Faculty and students sitting at table while working together on a hackathon project.

The UMass Amherst Cybersecurity Institute held its inaugural hackathon on Friday, October 13, bringing together Manning College of Information and Computer Sciences (CICS) graduate students and faculty with cybersecurity industry professionals to focus on tools to make mobile apps safe for children.  

The hackathon's primary focus was on understanding what tools could help make mobile apps safe by design, with the goal of making progress on building a system that determines the appropriate age rating of an app based on the actual content shown to users-- as opposed to the intent of the app developer. Projects involved techniques for scraping content from apps and the web, labeling content, and machine learning classifiers that consider text and images against app store age rating criteria. 

Over 30 CICS graduate students were joined at the event by faculty, professional staff, and cybersecurity experts from Massachusetts-based companies MITRE and Pixel Forensics, including CICS alumni Andrew Merlino '85BS, Nick Merlino '18BS, '20MS, and Chaniel (Cheni) Chadowitz '13BS '15MS. MITRE is a non-profit operator of federally funded research and development centers based in Bedford, MA. Headquartered in Burlington, MA, Pixel Forensics develops solutions for large-scale image and video forensics. 

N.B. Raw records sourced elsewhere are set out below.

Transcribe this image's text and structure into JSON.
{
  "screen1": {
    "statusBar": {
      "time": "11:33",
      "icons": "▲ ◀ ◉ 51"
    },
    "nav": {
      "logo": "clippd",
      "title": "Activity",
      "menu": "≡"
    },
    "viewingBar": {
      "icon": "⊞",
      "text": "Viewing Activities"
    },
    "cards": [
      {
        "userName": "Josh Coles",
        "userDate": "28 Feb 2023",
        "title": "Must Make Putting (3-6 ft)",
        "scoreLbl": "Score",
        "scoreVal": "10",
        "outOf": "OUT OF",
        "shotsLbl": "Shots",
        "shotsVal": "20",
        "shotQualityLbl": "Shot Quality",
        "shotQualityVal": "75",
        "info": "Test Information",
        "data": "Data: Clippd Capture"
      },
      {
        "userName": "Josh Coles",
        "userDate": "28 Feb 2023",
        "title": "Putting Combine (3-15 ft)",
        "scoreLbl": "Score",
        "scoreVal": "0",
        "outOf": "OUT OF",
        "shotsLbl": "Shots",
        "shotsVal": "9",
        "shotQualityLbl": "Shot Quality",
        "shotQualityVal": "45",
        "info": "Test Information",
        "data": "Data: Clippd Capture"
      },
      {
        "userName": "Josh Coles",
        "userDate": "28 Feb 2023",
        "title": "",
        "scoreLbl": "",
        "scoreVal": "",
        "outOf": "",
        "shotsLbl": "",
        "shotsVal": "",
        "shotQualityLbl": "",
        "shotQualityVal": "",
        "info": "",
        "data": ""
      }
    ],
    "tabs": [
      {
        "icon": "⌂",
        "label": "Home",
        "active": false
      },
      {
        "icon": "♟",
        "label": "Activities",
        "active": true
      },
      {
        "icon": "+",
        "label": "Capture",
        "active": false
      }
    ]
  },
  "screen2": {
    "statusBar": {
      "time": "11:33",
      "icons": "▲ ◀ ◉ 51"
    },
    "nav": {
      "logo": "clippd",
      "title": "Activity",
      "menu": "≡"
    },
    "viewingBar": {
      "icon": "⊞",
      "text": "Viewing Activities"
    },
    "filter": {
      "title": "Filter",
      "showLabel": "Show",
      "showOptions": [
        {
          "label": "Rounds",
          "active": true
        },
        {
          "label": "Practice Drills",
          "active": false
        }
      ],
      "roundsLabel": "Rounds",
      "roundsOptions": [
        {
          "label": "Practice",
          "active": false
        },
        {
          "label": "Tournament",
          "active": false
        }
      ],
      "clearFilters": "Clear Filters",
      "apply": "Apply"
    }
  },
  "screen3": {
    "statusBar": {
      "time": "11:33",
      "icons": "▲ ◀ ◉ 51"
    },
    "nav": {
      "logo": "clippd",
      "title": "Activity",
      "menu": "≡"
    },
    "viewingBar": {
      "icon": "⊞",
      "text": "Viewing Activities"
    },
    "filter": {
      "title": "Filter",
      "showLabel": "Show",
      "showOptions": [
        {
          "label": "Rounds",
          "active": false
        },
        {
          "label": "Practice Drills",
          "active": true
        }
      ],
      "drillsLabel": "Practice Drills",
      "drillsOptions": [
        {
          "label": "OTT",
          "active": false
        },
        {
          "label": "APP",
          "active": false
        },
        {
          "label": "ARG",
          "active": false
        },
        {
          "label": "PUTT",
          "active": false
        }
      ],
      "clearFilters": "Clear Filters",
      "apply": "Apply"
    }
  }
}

Led by CICS Professor Brian Levine, the Cybersecurity Institute is a multi-disciplinary home for security research and education at UMass Amherst. The driving mission of the institute is to advance Security for the Common Good. Affiliated researchers and educators lead projects and courses that help society, including increasing privacy, protecting personal information, thwarting the exploitation of the vulnerable, and increasing access to the Internet.  Working with partners in government, industry, and academia, the institute seeks to advance scientific and societal understanding of pressing issues in the field. The Hackathon was an event supported in part by the College's Scholarship for Service award, funded by the National Science Foundation

View photos from the event